By Mike DeBonis

The top two Democratic congressional leaders moved to kick-start negotiations on a sweeping coronavirus relief bill Tuesday, inviting Senate Majority Leader Mitch McConnell to rejoin talks in hopes of cutting a deal before lawmakers leave Washington next month.

“The time to act is upon us like never before. … For the sake of the country, we ask that you come to the table and work with us to produce an agreement that meets America’s needs in this critical time,” House Speaker Nancy Pelosi (D-Calif.) and Senate Minority Leader Charles E. Schumer (D-N.Y.) wrote to McConnell (R-Ky.) in a joint letter.

The appeal comes as coronavirus cases continue to reach new highs across the country and the total number of U.S. deaths approaches 250,000. Governors and mayors across the nation have started to reimpose lockdown measures, raising the prospect of new economic damage.
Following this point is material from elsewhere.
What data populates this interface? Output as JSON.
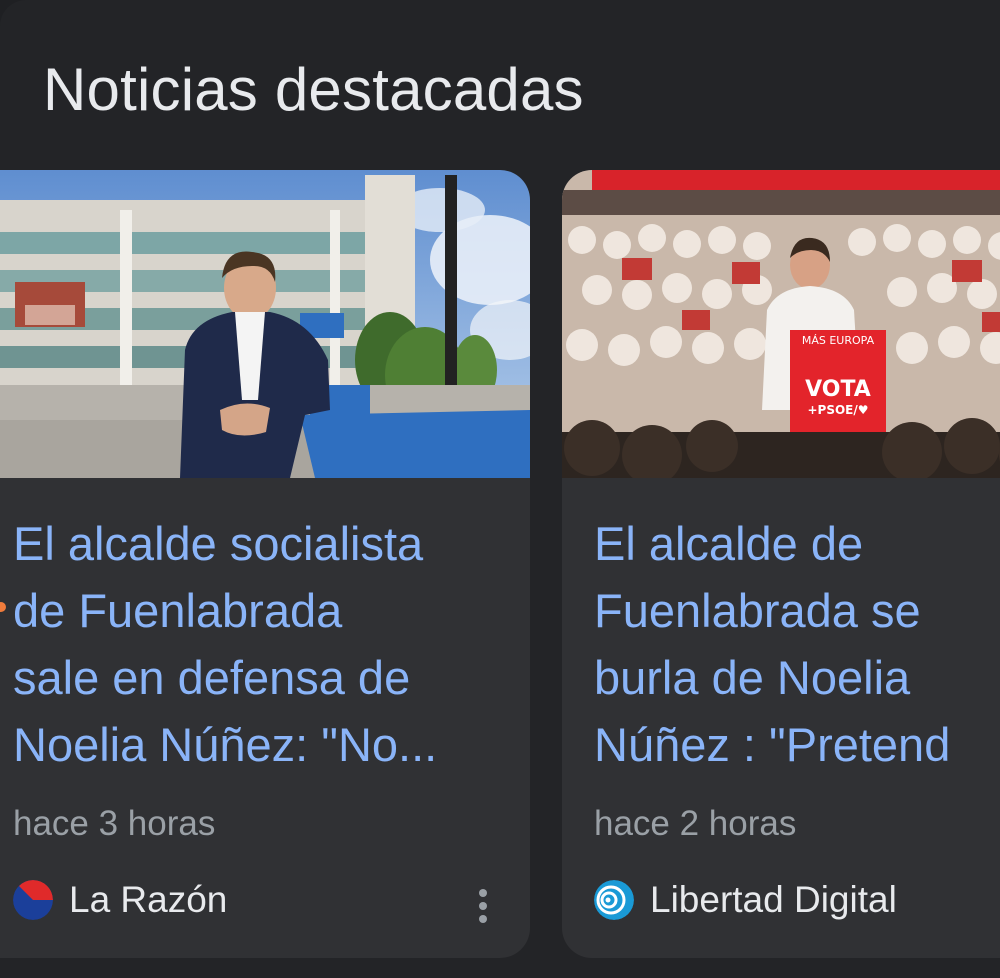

Talks on a sizable new coronavirus relief package, following up on the $2 trillion Cares Act passed in March, have gone hot and cold since the early summer. Hopes of cutting a deal before the election fizzled entirely when talks held largely between Pelosi and Treasury Secretary Steven Mnuchin hit an impasse in late October, with Mnuchin accusing Pelosi of having “refused to compromise” and adopting an “all or none” approach.

Last week, Pelosi and Schumer renewed their calls for a new coronavirus bill by reiterating their demands for a multi-trillion-dollar bill, while McConnell held firm in his desire for a smaller, more “targeted” bill that would include less direct aid to state and local governments.

In their letter Tuesday, Pelosi and Schumer indicated that they would restart negotiations from their previous offer of $2.2 trillion. McConnell on Tuesday again dismissed the possibility of passing a bill of that magnitude and mocked Democrats in a tweet for their “fixation on a massive slush fund” for state and local governments.

He told reporters on Capitol Hill that he remained interested in “a more narrowly targeted proposal” similar to the roughly half-trillion-dollar proposal Senate Republicans floated earlier in the fall — one that addresses health-care needs, school reopenings and liability protections for businesses without billions of dollars in aid to states and cities.